___ RECORD SET ___

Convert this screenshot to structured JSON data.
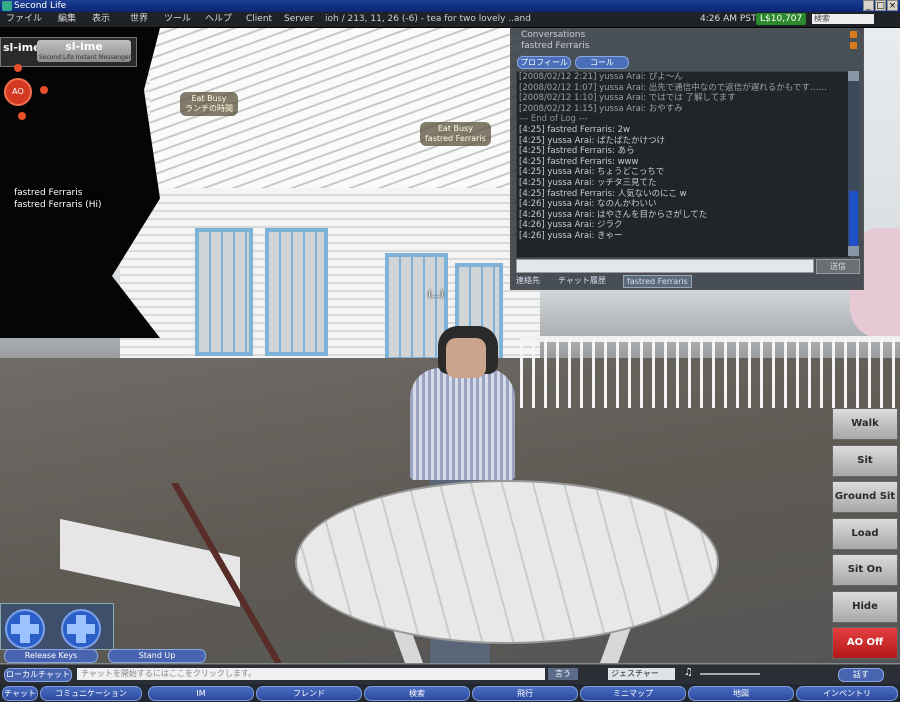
{
  "window": {
    "title": "Second Life",
    "buttons": [
      "_",
      "□",
      "×"
    ]
  },
  "menubar": {
    "items": [
      "ファイル",
      "編集",
      "表示",
      "世界",
      "ツール",
      "ヘルプ",
      "Client",
      "Server"
    ],
    "location": "ioh / 213, 11, 26 (-6) - tea for two lovely ..and",
    "time": "4:26 AM PST",
    "balance": "L$10,707",
    "search_placeholder": "検索"
  },
  "overlay": {
    "slime_label": "sl-ime",
    "slime_logo": "sl-ime",
    "slime_sub": "Second Life Instant Messenger",
    "ao_label": "AO"
  },
  "nametags": [
    {
      "text": "fastred Ferraris"
    },
    {
      "text": "fastred Ferraris (Hi)"
    },
    {
      "text": "(...)"
    }
  ],
  "signs": [
    {
      "line1": "Eat Busy",
      "line2": "ランチの時間"
    },
    {
      "line1": "Eat Busy",
      "line2": "fastred Ferraris"
    }
  ],
  "chat": {
    "header1": "Conversations",
    "header2": "fastred Ferraris",
    "btn1": "プロフィール",
    "btn2": "コール",
    "lines": [
      {
        "t": "[2008/02/12 2:21]  yussa Arai: ぴよ〜ん",
        "old": true
      },
      {
        "t": "[2008/02/12 1:07]  yussa Arai: 出先で通信中なので返信が遅れるかもです……",
        "old": true
      },
      {
        "t": "[2008/02/12 1:10]  yussa Arai: ではでは 了解してます",
        "old": true
      },
      {
        "t": "[2008/02/12 1:15]  yussa Arai: おやすみ",
        "old": true
      },
      {
        "t": "--- End of Log ---",
        "sep": true
      },
      {
        "t": "[4:25]  fastred Ferraris: 2w"
      },
      {
        "t": "[4:25]  yussa Arai: ぱたぱたかけつけ"
      },
      {
        "t": "[4:25]  fastred Ferraris: あら"
      },
      {
        "t": "[4:25]  fastred Ferraris: www"
      },
      {
        "t": "[4:25]  yussa Arai: ちょうどこっちで"
      },
      {
        "t": "[4:25]  yussa Arai: ッチタ三見てた"
      },
      {
        "t": "[4:25]  fastred Ferraris: 人気ないのにこ w"
      },
      {
        "t": "[4:26]  yussa Arai: なのんかわいい"
      },
      {
        "t": "[4:26]  yussa Arai: はやさんを目からさがしてた"
      },
      {
        "t": "[4:26]  yussa Arai: ジラク"
      },
      {
        "t": "[4:26]  yussa Arai: きゃー"
      }
    ],
    "send": "送信",
    "tabs": [
      "連絡先",
      "チャット履歴",
      "fastred Ferraris"
    ]
  },
  "ao_panel": {
    "buttons": [
      "Walk",
      "Sit",
      "Ground Sit",
      "Load",
      "Sit On",
      "Hide",
      "AO Off"
    ]
  },
  "movement": {
    "stand_button": "Stand Up",
    "fly_button": "Release Keys"
  },
  "chatbar": {
    "history_button": "ローカルチャット",
    "placeholder": "チャットを開始するにはここをクリックします。",
    "say_button": "言う",
    "gesture_select": "ジェスチャー",
    "voice_button": "話す"
  },
  "toolbar": {
    "items": [
      "チャット",
      "コミュニケーション",
      "IM",
      "フレンド",
      "検索",
      "飛行",
      "ミニマップ",
      "地図",
      "インベントリ"
    ]
  }
}
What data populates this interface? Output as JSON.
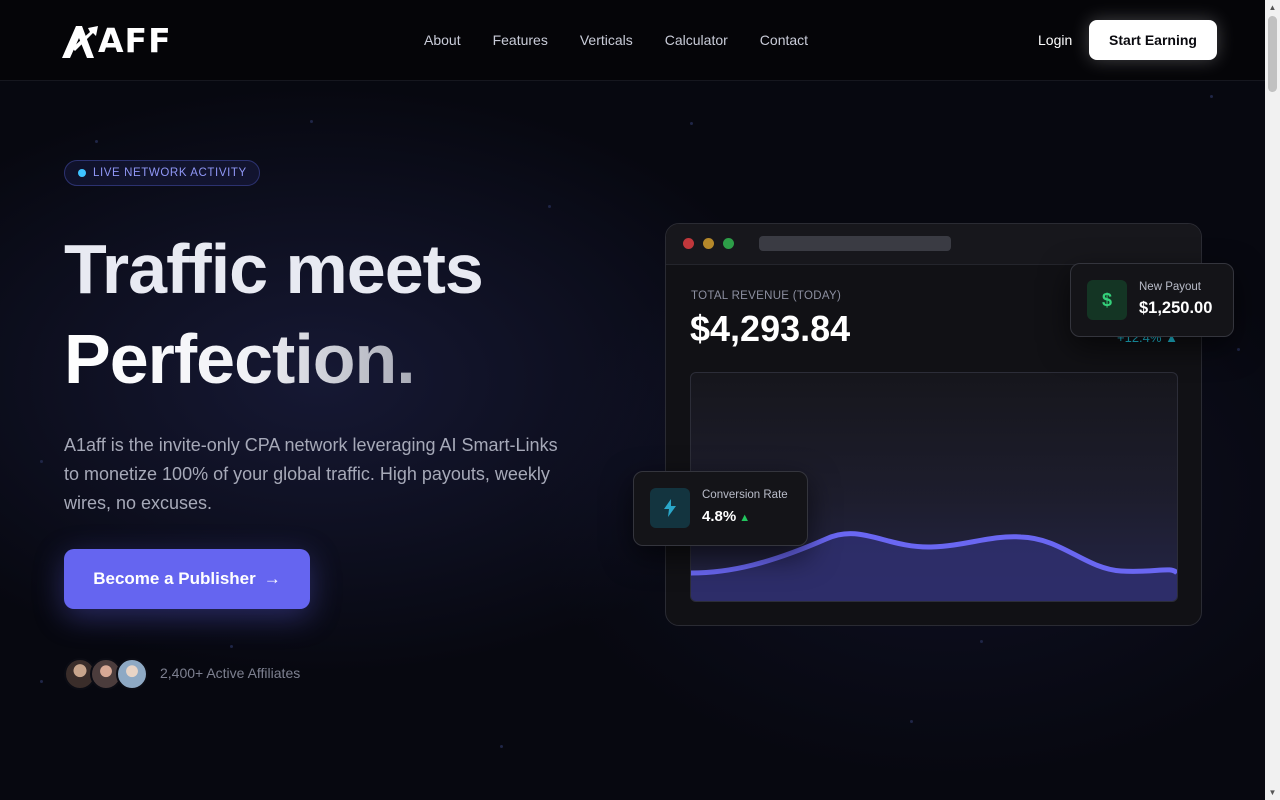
{
  "brand": {
    "name": "A1AFF",
    "logo_text": "AFF"
  },
  "nav": {
    "items": [
      "About",
      "Features",
      "Verticals",
      "Calculator",
      "Contact"
    ],
    "login_label": "Login",
    "start_label": "Start Earning"
  },
  "hero": {
    "badge": "LIVE NETWORK ACTIVITY",
    "headline_line1": "Traffic meets",
    "headline_line2": "Perfection.",
    "description": "A1aff is the invite-only CPA network leveraging AI Smart-Links to monetize 100% of your global traffic. High payouts, weekly wires, no excuses.",
    "cta_label": "Become a Publisher",
    "cta_arrow": "→",
    "affiliates_text": "2,400+ Active Affiliates"
  },
  "dashboard": {
    "revenue_label": "TOTAL REVENUE (TODAY)",
    "revenue_value": "$4,293.84",
    "revenue_change": "+12.4% ▲",
    "payout_icon": "$",
    "payout_label": "New Payout",
    "payout_value": "$1,250.00",
    "conversion_label": "Conversion Rate",
    "conversion_value": "4.8%",
    "conversion_trend": "▲"
  },
  "colors": {
    "accent": "#6565f0",
    "chart_line": "#6a67f2",
    "positive": "#22c55e",
    "cyan": "#22d3ee"
  },
  "icons": [
    "logo-icon",
    "arrow-right-icon",
    "dollar-icon",
    "lightning-icon",
    "scroll-up-icon",
    "scroll-down-icon"
  ]
}
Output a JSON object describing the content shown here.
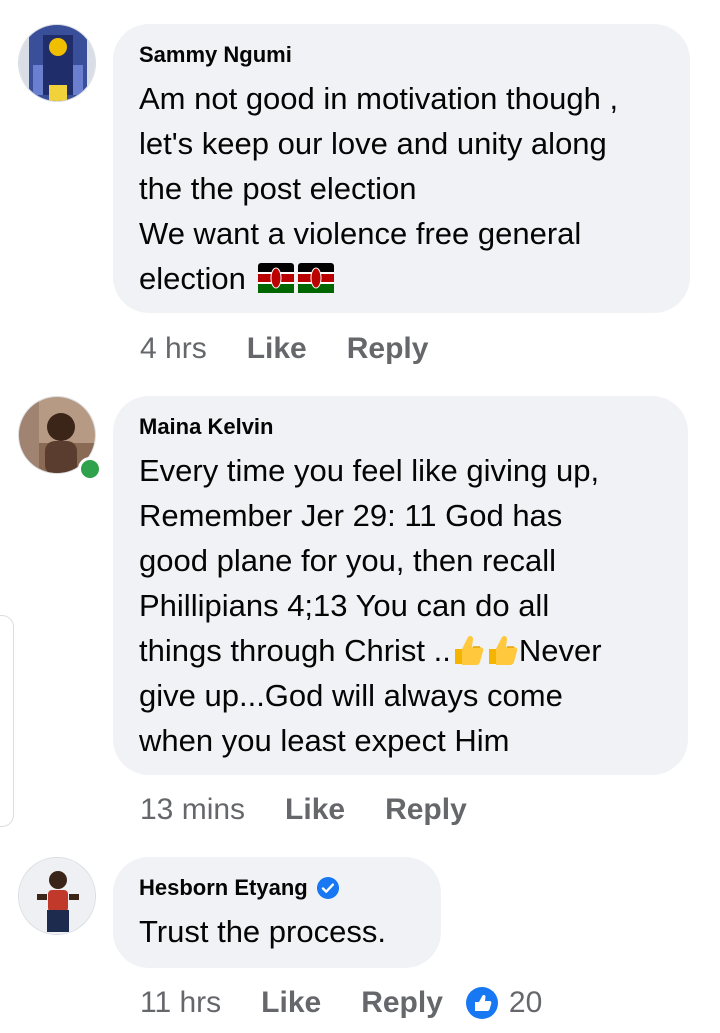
{
  "comments": [
    {
      "author": "Sammy Ngumi",
      "lines": [
        "Am not good in motivation though ,",
        "let's keep our love and unity along",
        "the the post election",
        "We want a violence free general",
        "election"
      ],
      "emoji": [
        "kenya-flag-icon",
        "kenya-flag-icon"
      ],
      "time": "4 hrs",
      "like_label": "Like",
      "reply_label": "Reply"
    },
    {
      "author": "Maina Kelvin",
      "online": true,
      "lines": [
        "Every time you feel like giving up,",
        "Remember Jer 29: 11 God has",
        "good plane for you, then recall",
        "Phillipians 4;13 You can do all",
        "things through Christ ..",
        "give up...God will always come",
        "when you least expect Him"
      ],
      "line5_after_emoji": "Never",
      "emoji": [
        "thumbs-up-icon",
        "thumbs-up-icon"
      ],
      "time": "13 mins",
      "like_label": "Like",
      "reply_label": "Reply"
    },
    {
      "author": "Hesborn Etyang",
      "verified": true,
      "lines": [
        "Trust the process."
      ],
      "time": "11 hrs",
      "like_label": "Like",
      "reply_label": "Reply",
      "reaction_count": "20"
    }
  ],
  "colors": {
    "bubble": "#f0f2f5",
    "meta_text": "#65676b",
    "online": "#31a24c",
    "verified": "#1877f2",
    "like_reaction": "#1877f2"
  }
}
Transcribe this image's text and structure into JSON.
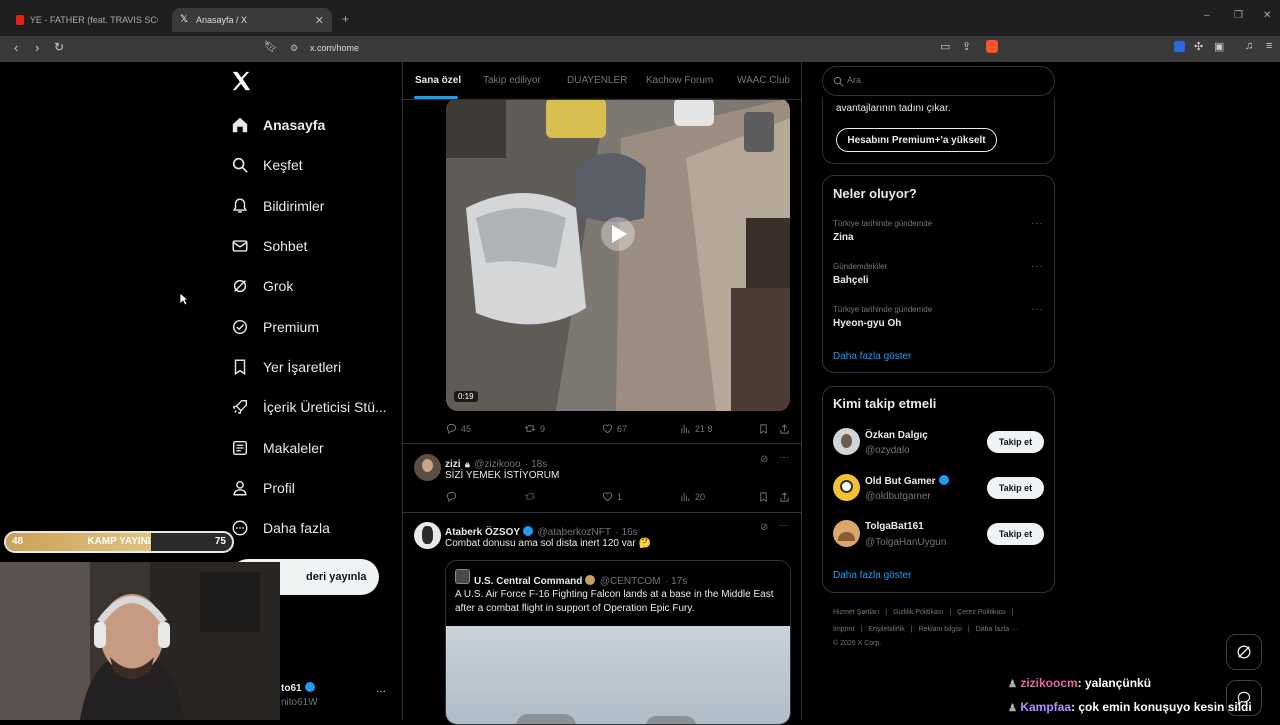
{
  "browser": {
    "tabs": [
      {
        "label": "YE - FATHER (feat. TRAVIS SCOTT) - Y"
      },
      {
        "label": "Anasayfa / X"
      }
    ],
    "new_tab": "+",
    "url": "x.com/home",
    "window_controls": [
      "–",
      "❐",
      "✕"
    ]
  },
  "nav": {
    "items": [
      {
        "label": "Anasayfa",
        "icon": "home-icon"
      },
      {
        "label": "Keşfet",
        "icon": "search-icon"
      },
      {
        "label": "Bildirimler",
        "icon": "bell-icon"
      },
      {
        "label": "Sohbet",
        "icon": "mail-icon"
      },
      {
        "label": "Grok",
        "icon": "grok-icon"
      },
      {
        "label": "Premium",
        "icon": "premium-icon"
      },
      {
        "label": "Yer İşaretleri",
        "icon": "bookmark-icon"
      },
      {
        "label": "İçerik Üreticisi Stü...",
        "icon": "rocket-icon"
      },
      {
        "label": "Makaleler",
        "icon": "article-icon"
      },
      {
        "label": "Profil",
        "icon": "person-icon"
      },
      {
        "label": "Daha fazla",
        "icon": "more-circle-icon"
      }
    ],
    "post_button": "deri yayınla",
    "account_name": "to61",
    "account_handle": "nito61W",
    "account_more": "···"
  },
  "feed": {
    "tabs": [
      "Sana özel",
      "Takip ediliyor",
      "DUAYENLER",
      "Kachow Forum",
      "WAAC Club"
    ],
    "video_duration": "0:19",
    "first_tweet_actions": {
      "replies": "45",
      "reposts": "9",
      "likes": "67",
      "views": "21 8"
    },
    "tweets": [
      {
        "name": "zizi",
        "handle": "@zizikooo",
        "time": "· 18s",
        "text": "SİZİ YEMEK İSTİYORUM",
        "likes": "1",
        "views": "20"
      },
      {
        "name": "Ataberk ÖZSOY",
        "handle": "@ataberkozNFT",
        "time": "· 16s",
        "text": "Combat donusu ama sol dista inert 120 var 🤔",
        "quote": {
          "name": "U.S. Central Command",
          "handle": "@CENTCOM",
          "time": "· 17s",
          "text_line1": "A U.S. Air Force F-16 Fighting Falcon lands at a base in the Middle East",
          "text_line2": "after a combat flight in support of Operation Epic Fury."
        }
      }
    ]
  },
  "right": {
    "search_placeholder": "Ara",
    "premium": {
      "text": "avantajlarının tadını çıkar.",
      "button": "Hesabını Premium+'a yükselt"
    },
    "trends": {
      "title": "Neler oluyor?",
      "items": [
        {
          "meta": "Türkiye tarihinde gündemde",
          "name": "Zina"
        },
        {
          "meta": "Gündemdekiler",
          "name": "Bahçeli"
        },
        {
          "meta": "Türkiye tarihinde gündemde",
          "name": "Hyeon-gyu Oh"
        }
      ],
      "show_more": "Daha fazla göster"
    },
    "who_to_follow": {
      "title": "Kimi takip etmeli",
      "items": [
        {
          "name": "Özkan Dalgıç",
          "handle": "@ozydalo",
          "button": "Takip et"
        },
        {
          "name": "Old But Gamer",
          "handle": "@oldbutgamer",
          "button": "Takip et"
        },
        {
          "name": "TolgaBat161",
          "handle": "@TolgaHanUygun",
          "button": "Takip et"
        }
      ],
      "show_more": "Daha fazla göster"
    },
    "footer": {
      "line1": [
        "Hizmet Şartları",
        "|",
        "Gizlilik Politikası",
        "|",
        "Çerez Politikası",
        "|"
      ],
      "line2": [
        "Imprint",
        "|",
        "Erişilebilirlik",
        "|",
        "Reklam bilgisi",
        "|",
        "Daha fazla ···"
      ],
      "copyright": "© 2026 X Corp."
    }
  },
  "stream_overlay": {
    "bar_left": "48",
    "bar_label": "KAMP YAYINI",
    "bar_right": "75",
    "bar_progress": 0.64,
    "chat": [
      {
        "user": "zizikoocm",
        "message": ": yalançünkü"
      },
      {
        "user": "Kampfaa",
        "message": ": çok emin konuşuyo kesin sildi"
      }
    ]
  },
  "colors": {
    "accent": "#1d9bf0",
    "bg": "#000000",
    "bar_gold": "#c9a25a"
  }
}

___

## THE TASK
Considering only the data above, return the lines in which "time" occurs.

## RESPONSE TO THIS EXERCISE
    "time": "4:26 AM PST",
      "time": "4 hrs",
        "Every time you feel like giving up,",
      "time": "13 mins",
      "time": "11 hrs",
        "time": "· 18s",
        "time": "· 16s",
          "time": "· 17s",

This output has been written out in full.